Dataset records:
= = =
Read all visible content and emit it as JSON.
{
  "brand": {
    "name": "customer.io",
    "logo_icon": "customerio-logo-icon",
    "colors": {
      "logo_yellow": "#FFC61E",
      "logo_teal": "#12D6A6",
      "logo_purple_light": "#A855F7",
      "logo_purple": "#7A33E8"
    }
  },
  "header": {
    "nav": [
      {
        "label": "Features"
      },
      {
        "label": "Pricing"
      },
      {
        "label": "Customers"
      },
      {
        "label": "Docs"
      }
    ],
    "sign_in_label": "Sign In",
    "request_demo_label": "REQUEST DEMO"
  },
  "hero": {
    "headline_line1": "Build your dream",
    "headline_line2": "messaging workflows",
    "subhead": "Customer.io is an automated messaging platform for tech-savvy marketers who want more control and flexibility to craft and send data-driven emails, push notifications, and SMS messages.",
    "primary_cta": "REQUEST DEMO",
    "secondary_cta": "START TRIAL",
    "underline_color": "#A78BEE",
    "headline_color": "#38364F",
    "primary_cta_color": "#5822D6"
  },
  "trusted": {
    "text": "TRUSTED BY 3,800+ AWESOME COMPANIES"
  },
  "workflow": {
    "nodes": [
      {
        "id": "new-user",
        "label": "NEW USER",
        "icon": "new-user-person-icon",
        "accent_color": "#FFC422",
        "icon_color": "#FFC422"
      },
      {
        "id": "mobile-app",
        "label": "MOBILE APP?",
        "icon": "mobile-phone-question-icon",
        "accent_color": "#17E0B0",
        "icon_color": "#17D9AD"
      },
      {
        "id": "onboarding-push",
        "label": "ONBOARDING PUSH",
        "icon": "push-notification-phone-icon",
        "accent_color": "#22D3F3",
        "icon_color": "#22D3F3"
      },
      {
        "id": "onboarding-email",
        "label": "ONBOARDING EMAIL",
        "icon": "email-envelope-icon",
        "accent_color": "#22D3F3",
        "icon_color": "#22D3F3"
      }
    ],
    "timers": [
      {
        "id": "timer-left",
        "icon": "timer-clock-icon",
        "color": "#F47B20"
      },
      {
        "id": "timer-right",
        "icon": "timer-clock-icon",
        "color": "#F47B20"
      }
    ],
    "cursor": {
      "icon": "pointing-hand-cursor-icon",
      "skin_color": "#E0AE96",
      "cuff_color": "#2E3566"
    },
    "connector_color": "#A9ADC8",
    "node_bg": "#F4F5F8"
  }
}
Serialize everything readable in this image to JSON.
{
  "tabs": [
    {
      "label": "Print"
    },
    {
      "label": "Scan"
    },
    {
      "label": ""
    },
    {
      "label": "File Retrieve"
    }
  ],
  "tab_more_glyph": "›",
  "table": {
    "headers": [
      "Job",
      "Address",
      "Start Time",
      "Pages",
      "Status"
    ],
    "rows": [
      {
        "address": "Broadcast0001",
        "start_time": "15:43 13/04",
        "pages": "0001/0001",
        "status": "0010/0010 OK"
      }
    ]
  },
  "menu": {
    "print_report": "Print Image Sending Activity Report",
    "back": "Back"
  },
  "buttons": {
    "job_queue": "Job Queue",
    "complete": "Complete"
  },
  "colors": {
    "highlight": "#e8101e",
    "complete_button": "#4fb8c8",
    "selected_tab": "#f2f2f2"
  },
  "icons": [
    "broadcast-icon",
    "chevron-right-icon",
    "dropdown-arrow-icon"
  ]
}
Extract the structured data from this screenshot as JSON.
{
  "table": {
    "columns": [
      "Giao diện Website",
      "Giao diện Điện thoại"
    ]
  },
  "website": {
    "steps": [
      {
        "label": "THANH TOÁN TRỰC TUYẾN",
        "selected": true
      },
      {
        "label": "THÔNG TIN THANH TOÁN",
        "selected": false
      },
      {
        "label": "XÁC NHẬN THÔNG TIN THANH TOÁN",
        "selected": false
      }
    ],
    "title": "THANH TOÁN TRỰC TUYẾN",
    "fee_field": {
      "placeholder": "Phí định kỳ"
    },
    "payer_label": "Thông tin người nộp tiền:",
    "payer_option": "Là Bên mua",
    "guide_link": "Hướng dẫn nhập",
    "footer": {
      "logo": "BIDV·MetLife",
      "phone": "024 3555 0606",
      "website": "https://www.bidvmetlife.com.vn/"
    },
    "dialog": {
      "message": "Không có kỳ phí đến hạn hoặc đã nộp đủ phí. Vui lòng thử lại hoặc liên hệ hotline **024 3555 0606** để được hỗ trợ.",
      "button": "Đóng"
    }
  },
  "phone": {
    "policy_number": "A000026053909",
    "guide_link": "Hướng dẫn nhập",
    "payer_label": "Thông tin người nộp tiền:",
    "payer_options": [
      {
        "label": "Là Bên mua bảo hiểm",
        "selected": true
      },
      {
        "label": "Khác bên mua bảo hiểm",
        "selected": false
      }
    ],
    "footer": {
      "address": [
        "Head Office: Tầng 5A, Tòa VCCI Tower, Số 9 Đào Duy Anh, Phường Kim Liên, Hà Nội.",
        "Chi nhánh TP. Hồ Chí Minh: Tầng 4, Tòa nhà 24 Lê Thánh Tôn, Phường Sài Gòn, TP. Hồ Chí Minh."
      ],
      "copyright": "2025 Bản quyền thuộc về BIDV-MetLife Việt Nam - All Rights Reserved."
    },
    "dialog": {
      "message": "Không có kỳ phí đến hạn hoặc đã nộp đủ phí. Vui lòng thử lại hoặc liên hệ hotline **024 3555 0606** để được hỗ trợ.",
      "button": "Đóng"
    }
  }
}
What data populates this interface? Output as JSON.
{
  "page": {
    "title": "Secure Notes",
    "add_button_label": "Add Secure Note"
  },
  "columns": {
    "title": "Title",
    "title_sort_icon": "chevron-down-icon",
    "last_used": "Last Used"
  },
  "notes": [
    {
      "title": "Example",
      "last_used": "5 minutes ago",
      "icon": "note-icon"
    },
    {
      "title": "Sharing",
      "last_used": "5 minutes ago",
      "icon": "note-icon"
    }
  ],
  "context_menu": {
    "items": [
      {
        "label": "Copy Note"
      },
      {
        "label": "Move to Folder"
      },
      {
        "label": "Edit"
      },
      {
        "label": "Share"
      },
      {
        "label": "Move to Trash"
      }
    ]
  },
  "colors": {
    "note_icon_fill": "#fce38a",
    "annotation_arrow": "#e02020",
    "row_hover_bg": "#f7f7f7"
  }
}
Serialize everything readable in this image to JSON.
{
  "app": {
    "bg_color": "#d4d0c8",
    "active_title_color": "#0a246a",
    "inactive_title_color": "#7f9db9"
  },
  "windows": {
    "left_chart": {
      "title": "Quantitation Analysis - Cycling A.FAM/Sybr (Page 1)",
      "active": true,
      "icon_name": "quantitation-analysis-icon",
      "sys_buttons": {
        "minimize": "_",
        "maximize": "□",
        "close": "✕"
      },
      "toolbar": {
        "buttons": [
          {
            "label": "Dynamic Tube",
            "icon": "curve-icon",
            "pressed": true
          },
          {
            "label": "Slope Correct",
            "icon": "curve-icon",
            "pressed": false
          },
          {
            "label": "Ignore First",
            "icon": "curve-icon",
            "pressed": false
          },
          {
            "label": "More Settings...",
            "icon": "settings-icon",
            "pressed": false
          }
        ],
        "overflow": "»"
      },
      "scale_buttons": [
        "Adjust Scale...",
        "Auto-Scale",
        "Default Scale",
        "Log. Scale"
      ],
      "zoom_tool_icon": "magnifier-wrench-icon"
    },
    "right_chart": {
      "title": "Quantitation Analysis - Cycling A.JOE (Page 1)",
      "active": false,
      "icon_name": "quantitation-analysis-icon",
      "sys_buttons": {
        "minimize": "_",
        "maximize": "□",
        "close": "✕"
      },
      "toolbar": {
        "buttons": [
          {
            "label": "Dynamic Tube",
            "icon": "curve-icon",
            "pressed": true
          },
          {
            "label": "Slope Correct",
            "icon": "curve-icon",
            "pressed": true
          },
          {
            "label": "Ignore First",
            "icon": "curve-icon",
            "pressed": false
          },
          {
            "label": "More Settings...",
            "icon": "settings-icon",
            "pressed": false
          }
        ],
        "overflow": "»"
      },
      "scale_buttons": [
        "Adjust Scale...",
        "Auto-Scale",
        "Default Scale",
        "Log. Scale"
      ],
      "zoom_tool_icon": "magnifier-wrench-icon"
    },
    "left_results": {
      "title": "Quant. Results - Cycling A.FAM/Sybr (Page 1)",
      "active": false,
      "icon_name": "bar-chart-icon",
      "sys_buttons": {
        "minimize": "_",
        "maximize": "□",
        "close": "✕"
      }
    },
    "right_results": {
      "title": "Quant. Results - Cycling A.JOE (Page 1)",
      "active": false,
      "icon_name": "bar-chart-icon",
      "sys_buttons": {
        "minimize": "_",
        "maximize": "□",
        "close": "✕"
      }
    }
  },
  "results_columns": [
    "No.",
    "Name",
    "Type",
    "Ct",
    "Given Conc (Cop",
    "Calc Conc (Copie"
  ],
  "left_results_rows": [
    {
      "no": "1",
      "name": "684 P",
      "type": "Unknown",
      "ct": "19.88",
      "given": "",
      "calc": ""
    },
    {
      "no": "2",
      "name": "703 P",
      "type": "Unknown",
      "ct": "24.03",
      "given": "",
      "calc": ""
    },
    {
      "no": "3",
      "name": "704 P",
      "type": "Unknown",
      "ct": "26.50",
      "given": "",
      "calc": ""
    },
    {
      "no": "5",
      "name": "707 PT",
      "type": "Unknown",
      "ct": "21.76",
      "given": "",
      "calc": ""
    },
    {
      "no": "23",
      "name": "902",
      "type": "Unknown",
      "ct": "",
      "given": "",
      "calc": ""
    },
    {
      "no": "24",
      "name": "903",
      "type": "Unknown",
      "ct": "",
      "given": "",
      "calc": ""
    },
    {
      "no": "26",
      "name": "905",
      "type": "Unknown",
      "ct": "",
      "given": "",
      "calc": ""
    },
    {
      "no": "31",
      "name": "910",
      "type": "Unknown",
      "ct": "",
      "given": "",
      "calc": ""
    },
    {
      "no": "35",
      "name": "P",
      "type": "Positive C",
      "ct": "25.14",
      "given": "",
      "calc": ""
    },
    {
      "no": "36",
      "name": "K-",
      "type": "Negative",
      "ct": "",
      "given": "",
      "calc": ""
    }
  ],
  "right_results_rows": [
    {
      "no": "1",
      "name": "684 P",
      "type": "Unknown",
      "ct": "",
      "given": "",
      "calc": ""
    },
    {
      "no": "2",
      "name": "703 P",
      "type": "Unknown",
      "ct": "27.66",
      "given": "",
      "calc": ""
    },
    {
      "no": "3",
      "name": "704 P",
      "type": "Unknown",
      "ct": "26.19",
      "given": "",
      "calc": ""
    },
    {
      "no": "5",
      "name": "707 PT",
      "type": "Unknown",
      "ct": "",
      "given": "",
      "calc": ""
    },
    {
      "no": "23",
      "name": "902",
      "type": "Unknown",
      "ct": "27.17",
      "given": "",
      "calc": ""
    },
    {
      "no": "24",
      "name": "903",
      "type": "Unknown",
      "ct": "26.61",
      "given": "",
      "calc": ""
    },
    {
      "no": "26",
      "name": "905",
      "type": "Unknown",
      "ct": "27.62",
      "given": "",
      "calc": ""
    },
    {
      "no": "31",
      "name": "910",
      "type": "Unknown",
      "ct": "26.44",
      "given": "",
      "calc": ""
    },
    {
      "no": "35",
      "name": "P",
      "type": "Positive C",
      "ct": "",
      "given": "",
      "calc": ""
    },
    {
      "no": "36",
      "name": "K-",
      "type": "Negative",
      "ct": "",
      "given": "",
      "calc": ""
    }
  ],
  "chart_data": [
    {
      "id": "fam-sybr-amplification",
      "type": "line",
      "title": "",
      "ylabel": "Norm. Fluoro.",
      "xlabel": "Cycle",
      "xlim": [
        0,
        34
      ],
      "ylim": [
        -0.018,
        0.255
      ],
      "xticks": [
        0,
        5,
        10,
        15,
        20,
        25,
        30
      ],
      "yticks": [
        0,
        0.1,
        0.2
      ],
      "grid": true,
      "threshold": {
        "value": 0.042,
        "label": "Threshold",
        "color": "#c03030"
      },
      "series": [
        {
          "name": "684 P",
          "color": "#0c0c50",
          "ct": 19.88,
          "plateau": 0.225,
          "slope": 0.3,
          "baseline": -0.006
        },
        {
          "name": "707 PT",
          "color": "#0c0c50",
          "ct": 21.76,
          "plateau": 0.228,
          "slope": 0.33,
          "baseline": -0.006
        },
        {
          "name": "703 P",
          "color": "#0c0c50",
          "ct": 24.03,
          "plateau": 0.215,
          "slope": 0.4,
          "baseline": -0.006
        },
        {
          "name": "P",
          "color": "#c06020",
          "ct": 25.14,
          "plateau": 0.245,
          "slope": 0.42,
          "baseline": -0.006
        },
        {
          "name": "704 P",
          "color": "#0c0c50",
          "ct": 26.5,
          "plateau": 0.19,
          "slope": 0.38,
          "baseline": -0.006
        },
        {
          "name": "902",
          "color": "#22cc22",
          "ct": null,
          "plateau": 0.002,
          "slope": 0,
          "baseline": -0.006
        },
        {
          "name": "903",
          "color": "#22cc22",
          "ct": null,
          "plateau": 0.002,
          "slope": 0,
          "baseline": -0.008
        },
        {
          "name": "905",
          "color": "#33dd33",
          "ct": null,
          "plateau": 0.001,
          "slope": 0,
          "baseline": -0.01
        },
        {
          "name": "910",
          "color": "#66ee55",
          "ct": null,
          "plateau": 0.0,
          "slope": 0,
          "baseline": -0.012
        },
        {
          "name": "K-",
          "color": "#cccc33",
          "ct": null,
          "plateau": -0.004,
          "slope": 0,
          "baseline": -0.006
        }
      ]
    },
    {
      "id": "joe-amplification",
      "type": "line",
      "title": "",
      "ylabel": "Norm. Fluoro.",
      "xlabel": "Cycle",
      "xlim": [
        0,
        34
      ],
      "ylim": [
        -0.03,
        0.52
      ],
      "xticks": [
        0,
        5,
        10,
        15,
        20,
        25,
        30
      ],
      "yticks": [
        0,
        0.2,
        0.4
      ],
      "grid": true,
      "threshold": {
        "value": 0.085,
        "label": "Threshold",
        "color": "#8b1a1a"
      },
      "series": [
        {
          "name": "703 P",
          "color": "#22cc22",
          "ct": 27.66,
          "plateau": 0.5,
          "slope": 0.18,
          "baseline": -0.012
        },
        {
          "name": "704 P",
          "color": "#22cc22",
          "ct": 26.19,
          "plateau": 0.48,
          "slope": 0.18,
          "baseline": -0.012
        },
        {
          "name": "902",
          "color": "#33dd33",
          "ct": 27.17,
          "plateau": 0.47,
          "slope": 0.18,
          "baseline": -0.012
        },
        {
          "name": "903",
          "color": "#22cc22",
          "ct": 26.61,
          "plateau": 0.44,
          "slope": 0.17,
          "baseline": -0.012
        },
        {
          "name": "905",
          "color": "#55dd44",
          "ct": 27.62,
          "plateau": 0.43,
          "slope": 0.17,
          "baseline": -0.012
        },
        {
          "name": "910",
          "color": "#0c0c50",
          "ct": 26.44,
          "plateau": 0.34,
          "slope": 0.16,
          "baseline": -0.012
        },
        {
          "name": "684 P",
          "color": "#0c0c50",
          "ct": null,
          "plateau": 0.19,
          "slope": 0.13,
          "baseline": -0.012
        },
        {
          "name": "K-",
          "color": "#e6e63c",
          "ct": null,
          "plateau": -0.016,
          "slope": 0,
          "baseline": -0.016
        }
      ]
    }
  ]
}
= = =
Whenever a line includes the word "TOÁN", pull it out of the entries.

        "label": "THANH TOÁN TRỰC TUYẾN",
        "label": "THÔNG TIN THANH TOÁN",
        "label": "XÁC NHẬN THÔNG TIN THANH TOÁN",
    "title": "THANH TOÁN TRỰC TUYẾN",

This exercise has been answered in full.